Turkish PM vows ‘cross-border operations’ if US assurance not given

Turkish PM vows ‘cross-border operations’ if US assurance not given

Turkish PM vows ‘cross-border operations’ if US assurance not given

AFP photo

Turkey will not hesitate to launch cross-border military operations against “terror organization” if necessary assurances are not given by the U.S., Prime Minister Binali Yıldırım has said ahead of a meeting between President Recep Tayyip Erdoğan and U.S. President Donald Trump that is expected to focus on Ankara’s objections about Syrian Kurdish fighters.

“If necessary assurances are not given, what we’ll do is very clear. We are determined and we will do what’s necessary in order to clean terror, whether it is within our borders or outside our borders,” Yıldırım told his ruling Justice and Development Party (AKP) parliamentary group on May 16. 

He also reiterated Ankara’s line that “cooperation with one terrorist organization in order to defeat another terrorist organization is unacceptable.”

He was referring to U.S. cooperation with the People’s Protection units (YPG) as a local partner on the ground in the bid to drive the Islamic State of Iraq and the Levant (ISIL) out of Raqqa.

Syria was expected to dominate the agenda of talks in Washington between Erdoğan and Trump, as the former hopes to convince the U.S. president to change his mind about cooperating with the YPG ahead of a massive military campaign in Raqqa with the Syrian Democratic Forces (SDF), which are dominated by Kurdish fighters.

‘Germany should decide if wants to develop ties with Turkey’

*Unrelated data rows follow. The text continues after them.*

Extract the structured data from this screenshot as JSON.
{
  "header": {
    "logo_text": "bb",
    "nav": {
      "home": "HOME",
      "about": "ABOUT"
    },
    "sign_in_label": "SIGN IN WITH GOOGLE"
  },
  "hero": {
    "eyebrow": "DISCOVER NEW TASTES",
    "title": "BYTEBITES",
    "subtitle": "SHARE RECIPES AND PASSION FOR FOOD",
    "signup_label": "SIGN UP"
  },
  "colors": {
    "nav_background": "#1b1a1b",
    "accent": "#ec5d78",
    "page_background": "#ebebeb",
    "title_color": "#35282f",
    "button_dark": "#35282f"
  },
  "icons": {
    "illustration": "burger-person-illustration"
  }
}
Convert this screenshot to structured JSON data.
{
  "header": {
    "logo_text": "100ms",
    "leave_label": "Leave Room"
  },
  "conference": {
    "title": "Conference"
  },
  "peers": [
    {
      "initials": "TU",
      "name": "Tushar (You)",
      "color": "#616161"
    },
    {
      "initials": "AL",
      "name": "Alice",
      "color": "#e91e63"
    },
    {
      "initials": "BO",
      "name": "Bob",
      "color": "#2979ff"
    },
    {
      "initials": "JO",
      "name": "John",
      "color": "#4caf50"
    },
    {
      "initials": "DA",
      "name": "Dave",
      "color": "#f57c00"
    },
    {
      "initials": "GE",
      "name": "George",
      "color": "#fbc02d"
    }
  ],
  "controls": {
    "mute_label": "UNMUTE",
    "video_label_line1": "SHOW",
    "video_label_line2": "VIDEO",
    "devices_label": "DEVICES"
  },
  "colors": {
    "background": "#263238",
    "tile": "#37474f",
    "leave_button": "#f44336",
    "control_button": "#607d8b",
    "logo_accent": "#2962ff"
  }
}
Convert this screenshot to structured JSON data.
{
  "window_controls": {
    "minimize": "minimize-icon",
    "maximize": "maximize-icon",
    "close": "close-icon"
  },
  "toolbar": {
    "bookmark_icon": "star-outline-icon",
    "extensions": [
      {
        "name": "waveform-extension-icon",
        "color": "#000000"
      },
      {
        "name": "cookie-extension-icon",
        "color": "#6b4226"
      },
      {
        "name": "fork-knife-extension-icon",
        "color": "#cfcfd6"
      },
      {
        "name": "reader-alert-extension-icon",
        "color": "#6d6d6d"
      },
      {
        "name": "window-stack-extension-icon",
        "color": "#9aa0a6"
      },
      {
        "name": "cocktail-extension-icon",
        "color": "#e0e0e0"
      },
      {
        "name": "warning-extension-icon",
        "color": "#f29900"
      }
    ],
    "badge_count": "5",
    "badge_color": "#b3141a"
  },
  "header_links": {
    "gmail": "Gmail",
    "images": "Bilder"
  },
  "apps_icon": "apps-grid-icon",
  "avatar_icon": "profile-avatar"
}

Prime Minister Yıldırım also referred to recent strain in ties between Berlin and Ankara, after several Turkish soldiers and their families, all stationed at NATO facilities in Germany, were recently granted asylum in a preliminary administrative decision.

“Germany has to decide. If it wants to develop relations with Turkey then it should turn to the Republic of Turkey, not to separatists,” he said.

The Turkish authorities have launched a massive purge since the failed coup attempt of July 15, 2016, with the government dismissing thousands of alleged supporters of the U.S.-based Islamic cleric Fethullah Gülen, who the Turkish government believes masterminded the failed putsch.